==== Materials provided ====
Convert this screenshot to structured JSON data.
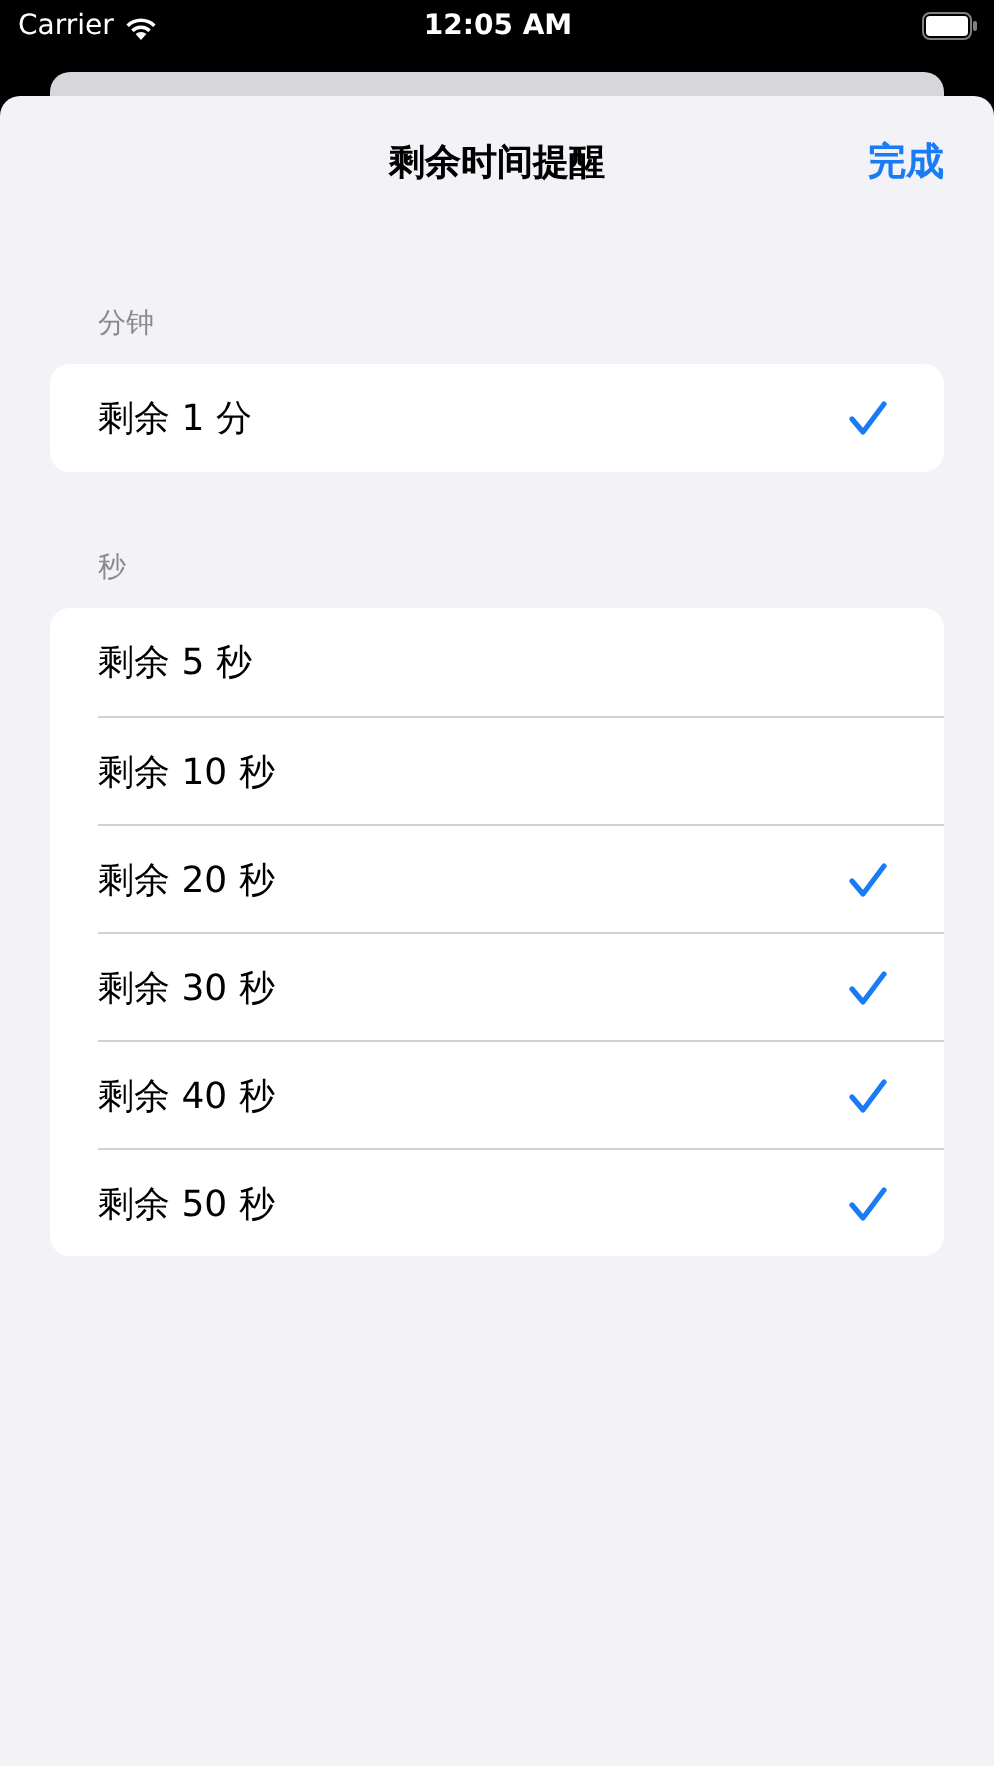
{
  "status_bar": {
    "carrier": "Carrier",
    "time": "12:05 AM"
  },
  "nav": {
    "title": "剩余时间提醒",
    "done": "完成"
  },
  "sections": [
    {
      "header": "分钟",
      "rows": [
        {
          "label": "剩余 1 分",
          "selected": true
        }
      ]
    },
    {
      "header": "秒",
      "rows": [
        {
          "label": "剩余 5 秒",
          "selected": false
        },
        {
          "label": "剩余 10 秒",
          "selected": false
        },
        {
          "label": "剩余 20 秒",
          "selected": true
        },
        {
          "label": "剩余 30 秒",
          "selected": true
        },
        {
          "label": "剩余 40 秒",
          "selected": true
        },
        {
          "label": "剩余 50 秒",
          "selected": true
        }
      ]
    }
  ]
}
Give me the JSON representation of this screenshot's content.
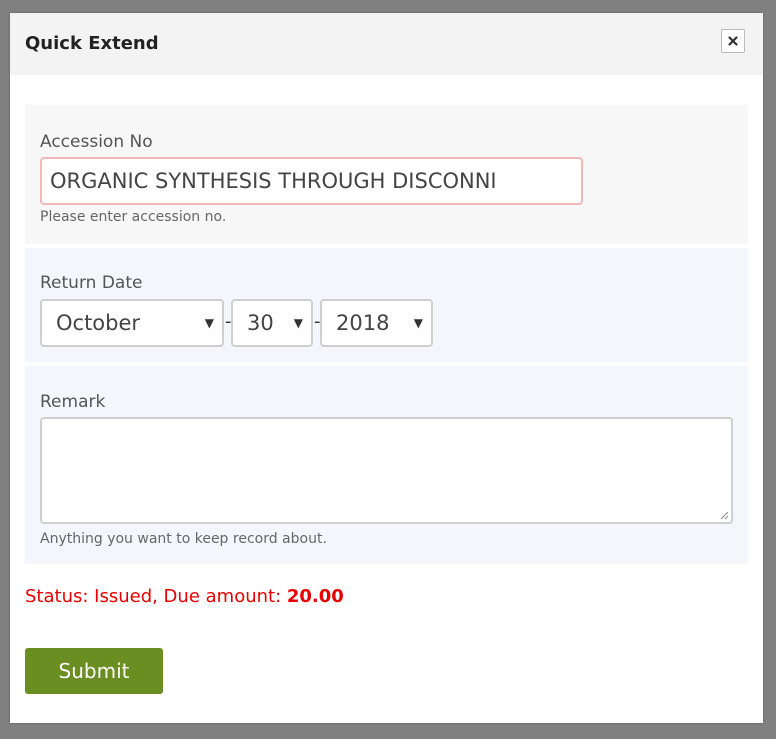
{
  "dialog": {
    "title": "Quick Extend",
    "close_icon": "close-icon"
  },
  "accession": {
    "label": "Accession No",
    "value": "ORGANIC SYNTHESIS THROUGH DISCONNI",
    "help": "Please enter accession no."
  },
  "return_date": {
    "label": "Return Date",
    "month": "October",
    "day": "30",
    "year": "2018",
    "separator": "-",
    "caret": "▼"
  },
  "remark": {
    "label": "Remark",
    "value": "",
    "help": "Anything you want to keep record about."
  },
  "status": {
    "prefix": "Status: Issued, Due amount: ",
    "amount": "20.00"
  },
  "submit_label": "Submit",
  "colors": {
    "overlay": "#808080",
    "header_bg": "#f3f3f3",
    "status_red": "#e60000",
    "submit_green": "#6b8e23",
    "input_error_border": "#f2b8b8"
  }
}
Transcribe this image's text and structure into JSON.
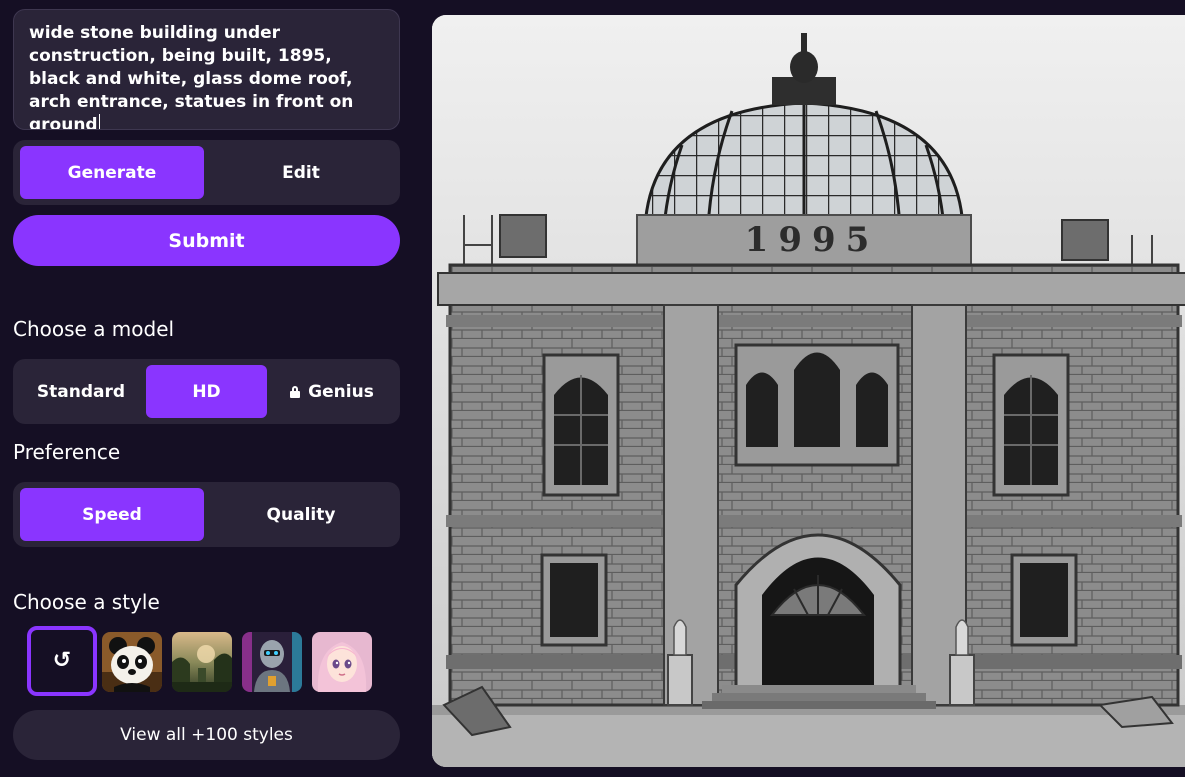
{
  "prompt": {
    "text": "wide stone building under construction, being built, 1895, black and white, glass dome roof, arch entrance, statues in front on ground"
  },
  "mode_tabs": {
    "generate_label": "Generate",
    "edit_label": "Edit",
    "active": "Generate"
  },
  "submit_label": "Submit",
  "model": {
    "title": "Choose a model",
    "options": [
      "Standard",
      "HD",
      "Genius"
    ],
    "selected": "HD",
    "locked": [
      "Genius"
    ]
  },
  "preference": {
    "title": "Preference",
    "options": [
      "Speed",
      "Quality"
    ],
    "selected": "Speed"
  },
  "style": {
    "title": "Choose a style",
    "thumbnails": [
      "no-style",
      "panda",
      "jungle-landscape",
      "robot",
      "anime-girl"
    ],
    "selected": "no-style",
    "view_all_label": "View all +100 styles"
  },
  "result_image": {
    "carved_text": "1995",
    "description_icon": "generated-image"
  },
  "colors": {
    "background": "#150f24",
    "panel": "#2a2438",
    "accent": "#8a35ff"
  }
}
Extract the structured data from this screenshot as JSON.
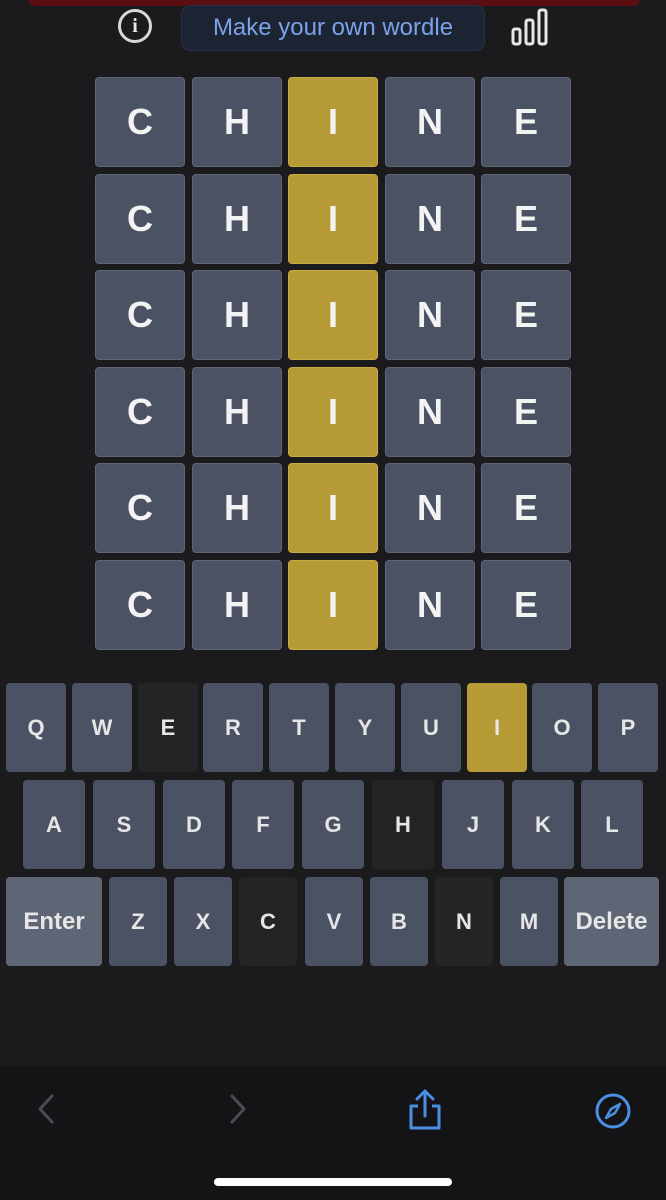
{
  "header": {
    "info_label": "i",
    "make_own_label": "Make your own wordle"
  },
  "board": {
    "rows": [
      [
        {
          "letter": "C",
          "state": "absent"
        },
        {
          "letter": "H",
          "state": "absent"
        },
        {
          "letter": "I",
          "state": "present"
        },
        {
          "letter": "N",
          "state": "absent"
        },
        {
          "letter": "E",
          "state": "absent"
        }
      ],
      [
        {
          "letter": "C",
          "state": "absent"
        },
        {
          "letter": "H",
          "state": "absent"
        },
        {
          "letter": "I",
          "state": "present"
        },
        {
          "letter": "N",
          "state": "absent"
        },
        {
          "letter": "E",
          "state": "absent"
        }
      ],
      [
        {
          "letter": "C",
          "state": "absent"
        },
        {
          "letter": "H",
          "state": "absent"
        },
        {
          "letter": "I",
          "state": "present"
        },
        {
          "letter": "N",
          "state": "absent"
        },
        {
          "letter": "E",
          "state": "absent"
        }
      ],
      [
        {
          "letter": "C",
          "state": "absent"
        },
        {
          "letter": "H",
          "state": "absent"
        },
        {
          "letter": "I",
          "state": "present"
        },
        {
          "letter": "N",
          "state": "absent"
        },
        {
          "letter": "E",
          "state": "absent"
        }
      ],
      [
        {
          "letter": "C",
          "state": "absent"
        },
        {
          "letter": "H",
          "state": "absent"
        },
        {
          "letter": "I",
          "state": "present"
        },
        {
          "letter": "N",
          "state": "absent"
        },
        {
          "letter": "E",
          "state": "absent"
        }
      ],
      [
        {
          "letter": "C",
          "state": "absent"
        },
        {
          "letter": "H",
          "state": "absent"
        },
        {
          "letter": "I",
          "state": "present"
        },
        {
          "letter": "N",
          "state": "absent"
        },
        {
          "letter": "E",
          "state": "absent"
        }
      ]
    ]
  },
  "keyboard": {
    "rows": [
      [
        {
          "label": "Q",
          "state": "unused"
        },
        {
          "label": "W",
          "state": "unused"
        },
        {
          "label": "E",
          "state": "absent"
        },
        {
          "label": "R",
          "state": "unused"
        },
        {
          "label": "T",
          "state": "unused"
        },
        {
          "label": "Y",
          "state": "unused"
        },
        {
          "label": "U",
          "state": "unused"
        },
        {
          "label": "I",
          "state": "present"
        },
        {
          "label": "O",
          "state": "unused"
        },
        {
          "label": "P",
          "state": "unused"
        }
      ],
      [
        {
          "label": "A",
          "state": "unused"
        },
        {
          "label": "S",
          "state": "unused"
        },
        {
          "label": "D",
          "state": "unused"
        },
        {
          "label": "F",
          "state": "unused"
        },
        {
          "label": "G",
          "state": "unused"
        },
        {
          "label": "H",
          "state": "absent"
        },
        {
          "label": "J",
          "state": "unused"
        },
        {
          "label": "K",
          "state": "unused"
        },
        {
          "label": "L",
          "state": "unused"
        }
      ],
      [
        {
          "label": "Enter",
          "state": "action"
        },
        {
          "label": "Z",
          "state": "unused"
        },
        {
          "label": "X",
          "state": "unused"
        },
        {
          "label": "C",
          "state": "absent"
        },
        {
          "label": "V",
          "state": "unused"
        },
        {
          "label": "B",
          "state": "unused"
        },
        {
          "label": "N",
          "state": "absent"
        },
        {
          "label": "M",
          "state": "unused"
        },
        {
          "label": "Delete",
          "state": "action"
        }
      ]
    ]
  },
  "browser_bar": {
    "icons": [
      "back-icon",
      "forward-icon",
      "share-icon",
      "compass-icon"
    ]
  },
  "colors": {
    "background": "#1b1b1d",
    "tile_absent": "#4b5263",
    "tile_present": "#b59a35",
    "key_absent": "#232425",
    "link_blue": "#4a90e2"
  }
}
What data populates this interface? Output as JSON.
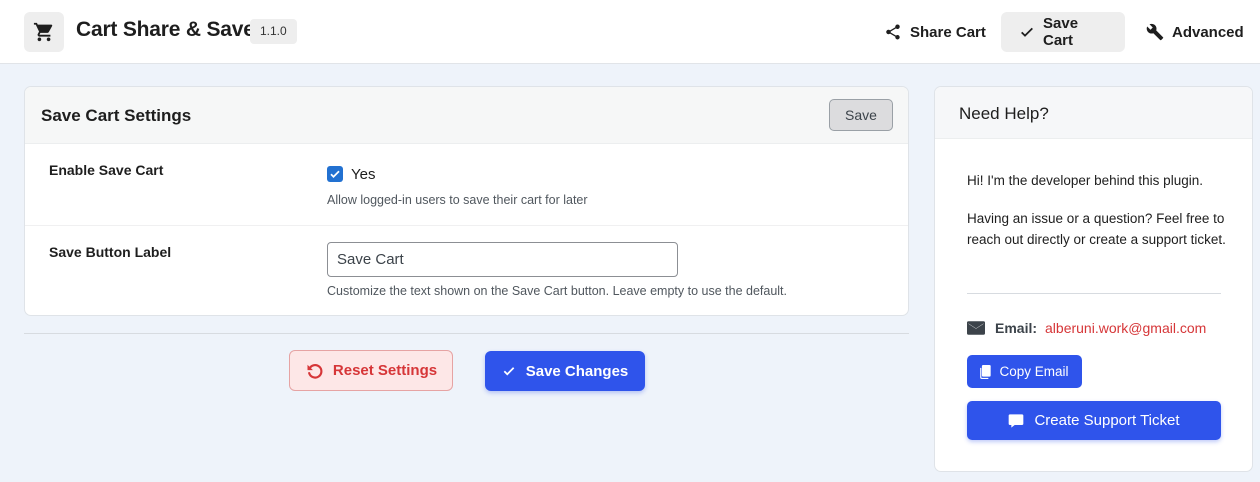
{
  "app": {
    "title": "Cart Share & Save",
    "version": "1.1.0"
  },
  "nav": {
    "share_label": "Share Cart",
    "save_label": "Save Cart",
    "advanced_label": "Advanced",
    "active": "Save Cart"
  },
  "settings": {
    "title": "Save Cart Settings",
    "save_button": "Save",
    "enable": {
      "label": "Enable Save Cart",
      "checked": true,
      "checkbox_label": "Yes",
      "description": "Allow logged-in users to save their cart for later"
    },
    "button_label": {
      "label": "Save Button Label",
      "value": "Save Cart",
      "description": "Customize the text shown on the Save Cart button. Leave empty to use the default."
    }
  },
  "actions": {
    "reset_label": "Reset Settings",
    "save_changes_label": "Save Changes"
  },
  "help": {
    "title": "Need Help?",
    "intro": "Hi! I'm the developer behind this plugin.",
    "body": "Having an issue or a question? Feel free to reach out directly or create a support ticket.",
    "email_label": "Email:",
    "email": "alberuni.work@gmail.com",
    "copy_label": "Copy Email",
    "ticket_label": "Create Support Ticket"
  },
  "colors": {
    "primary": "#2f54eb",
    "danger": "#d63638",
    "checkbox": "#2271d1",
    "background": "#eef3fa"
  }
}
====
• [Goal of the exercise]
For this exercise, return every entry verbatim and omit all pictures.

• [Reply to the exercise]
Convert this screenshot to structured JSON data.
{
  "status_bar": {
    "carrier": "Carrier",
    "time": "12:05 AM"
  },
  "nav": {
    "title": "剩余时间提醒",
    "done": "完成"
  },
  "sections": [
    {
      "header": "分钟",
      "rows": [
        {
          "label": "剩余 1 分",
          "selected": true
        }
      ]
    },
    {
      "header": "秒",
      "rows": [
        {
          "label": "剩余 5 秒",
          "selected": false
        },
        {
          "label": "剩余 10 秒",
          "selected": false
        },
        {
          "label": "剩余 20 秒",
          "selected": true
        },
        {
          "label": "剩余 30 秒",
          "selected": true
        },
        {
          "label": "剩余 40 秒",
          "selected": true
        },
        {
          "label": "剩余 50 秒",
          "selected": true
        }
      ]
    }
  ]
}
Give me the JSON representation of this screenshot's content.
{
  "dialog": {
    "title": "Quick Extend",
    "close_icon": "close-icon"
  },
  "accession": {
    "label": "Accession No",
    "value": "ORGANIC SYNTHESIS THROUGH DISCONNI",
    "help": "Please enter accession no."
  },
  "return_date": {
    "label": "Return Date",
    "month": "October",
    "day": "30",
    "year": "2018",
    "separator": "-",
    "caret": "▼"
  },
  "remark": {
    "label": "Remark",
    "value": "",
    "help": "Anything you want to keep record about."
  },
  "status": {
    "prefix": "Status: Issued, Due amount: ",
    "amount": "20.00"
  },
  "submit_label": "Submit",
  "colors": {
    "overlay": "#808080",
    "header_bg": "#f3f3f3",
    "status_red": "#e60000",
    "submit_green": "#6b8e23",
    "input_error_border": "#f2b8b8"
  }
}
Transcribe this image's text and structure into JSON.
{
  "prompt": {
    "text": "wide stone building under construction, being built, 1895, black and white, glass dome roof, arch entrance, statues in front on ground"
  },
  "mode_tabs": {
    "generate_label": "Generate",
    "edit_label": "Edit",
    "active": "Generate"
  },
  "submit_label": "Submit",
  "model": {
    "title": "Choose a model",
    "options": [
      "Standard",
      "HD",
      "Genius"
    ],
    "selected": "HD",
    "locked": [
      "Genius"
    ]
  },
  "preference": {
    "title": "Preference",
    "options": [
      "Speed",
      "Quality"
    ],
    "selected": "Speed"
  },
  "style": {
    "title": "Choose a style",
    "thumbnails": [
      "no-style",
      "panda",
      "jungle-landscape",
      "robot",
      "anime-girl"
    ],
    "selected": "no-style",
    "view_all_label": "View all +100 styles"
  },
  "result_image": {
    "carved_text": "1995",
    "description_icon": "generated-image"
  },
  "colors": {
    "background": "#150f24",
    "panel": "#2a2438",
    "accent": "#8a35ff"
  }
}
Extract the structured data from this screenshot as JSON.
{
  "header": {
    "info_label": "i",
    "make_own_label": "Make your own wordle"
  },
  "board": {
    "rows": [
      [
        {
          "letter": "C",
          "state": "absent"
        },
        {
          "letter": "H",
          "state": "absent"
        },
        {
          "letter": "I",
          "state": "present"
        },
        {
          "letter": "N",
          "state": "absent"
        },
        {
          "letter": "E",
          "state": "absent"
        }
      ],
      [
        {
          "letter": "C",
          "state": "absent"
        },
        {
          "letter": "H",
          "state": "absent"
        },
        {
          "letter": "I",
          "state": "present"
        },
        {
          "letter": "N",
          "state": "absent"
        },
        {
          "letter": "E",
          "state": "absent"
        }
      ],
      [
        {
          "letter": "C",
          "state": "absent"
        },
        {
          "letter": "H",
          "state": "absent"
        },
        {
          "letter": "I",
          "state": "present"
        },
        {
          "letter": "N",
          "state": "absent"
        },
        {
          "letter": "E",
          "state": "absent"
        }
      ],
      [
        {
          "letter": "C",
          "state": "absent"
        },
        {
          "letter": "H",
          "state": "absent"
        },
        {
          "letter": "I",
          "state": "present"
        },
        {
          "letter": "N",
          "state": "absent"
        },
        {
          "letter": "E",
          "state": "absent"
        }
      ],
      [
        {
          "letter": "C",
          "state": "absent"
        },
        {
          "letter": "H",
          "state": "absent"
        },
        {
          "letter": "I",
          "state": "present"
        },
        {
          "letter": "N",
          "state": "absent"
        },
        {
          "letter": "E",
          "state": "absent"
        }
      ],
      [
        {
          "letter": "C",
          "state": "absent"
        },
        {
          "letter": "H",
          "state": "absent"
        },
        {
          "letter": "I",
          "state": "present"
        },
        {
          "letter": "N",
          "state": "absent"
        },
        {
          "letter": "E",
          "state": "absent"
        }
      ]
    ]
  },
  "keyboard": {
    "rows": [
      [
        {
          "label": "Q",
          "state": "unused"
        },
        {
          "label": "W",
          "state": "unused"
        },
        {
          "label": "E",
          "state": "absent"
        },
        {
          "label": "R",
          "state": "unused"
        },
        {
          "label": "T",
          "state": "unused"
        },
        {
          "label": "Y",
          "state": "unused"
        },
        {
          "label": "U",
          "state": "unused"
        },
        {
          "label": "I",
          "state": "present"
        },
        {
          "label": "O",
          "state": "unused"
        },
        {
          "label": "P",
          "state": "unused"
        }
      ],
      [
        {
          "label": "A",
          "state": "unused"
        },
        {
          "label": "S",
          "state": "unused"
        },
        {
          "label": "D",
          "state": "unused"
        },
        {
          "label": "F",
          "state": "unused"
        },
        {
          "label": "G",
          "state": "unused"
        },
        {
          "label": "H",
          "state": "absent"
        },
        {
          "label": "J",
          "state": "unused"
        },
        {
          "label": "K",
          "state": "unused"
        },
        {
          "label": "L",
          "state": "unused"
        }
      ],
      [
        {
          "label": "Enter",
          "state": "action"
        },
        {
          "label": "Z",
          "state": "unused"
        },
        {
          "label": "X",
          "state": "unused"
        },
        {
          "label": "C",
          "state": "absent"
        },
        {
          "label": "V",
          "state": "unused"
        },
        {
          "label": "B",
          "state": "unused"
        },
        {
          "label": "N",
          "state": "absent"
        },
        {
          "label": "M",
          "state": "unused"
        },
        {
          "label": "Delete",
          "state": "action"
        }
      ]
    ]
  },
  "browser_bar": {
    "icons": [
      "back-icon",
      "forward-icon",
      "share-icon",
      "compass-icon"
    ]
  },
  "colors": {
    "background": "#1b1b1d",
    "tile_absent": "#4b5263",
    "tile_present": "#b59a35",
    "key_absent": "#232425",
    "link_blue": "#4a90e2"
  }
}
What data populates this interface? Output as JSON.
{
  "app": {
    "title": "Cart Share & Save",
    "version": "1.1.0"
  },
  "nav": {
    "share_label": "Share Cart",
    "save_label": "Save Cart",
    "advanced_label": "Advanced",
    "active": "Save Cart"
  },
  "settings": {
    "title": "Save Cart Settings",
    "save_button": "Save",
    "enable": {
      "label": "Enable Save Cart",
      "checked": true,
      "checkbox_label": "Yes",
      "description": "Allow logged-in users to save their cart for later"
    },
    "button_label": {
      "label": "Save Button Label",
      "value": "Save Cart",
      "description": "Customize the text shown on the Save Cart button. Leave empty to use the default."
    }
  },
  "actions": {
    "reset_label": "Reset Settings",
    "save_changes_label": "Save Changes"
  },
  "help": {
    "title": "Need Help?",
    "intro": "Hi! I'm the developer behind this plugin.",
    "body": "Having an issue or a question? Feel free to reach out directly or create a support ticket.",
    "email_label": "Email:",
    "email": "alberuni.work@gmail.com",
    "copy_label": "Copy Email",
    "ticket_label": "Create Support Ticket"
  },
  "colors": {
    "primary": "#2f54eb",
    "danger": "#d63638",
    "checkbox": "#2271d1",
    "background": "#eef3fa"
  }
}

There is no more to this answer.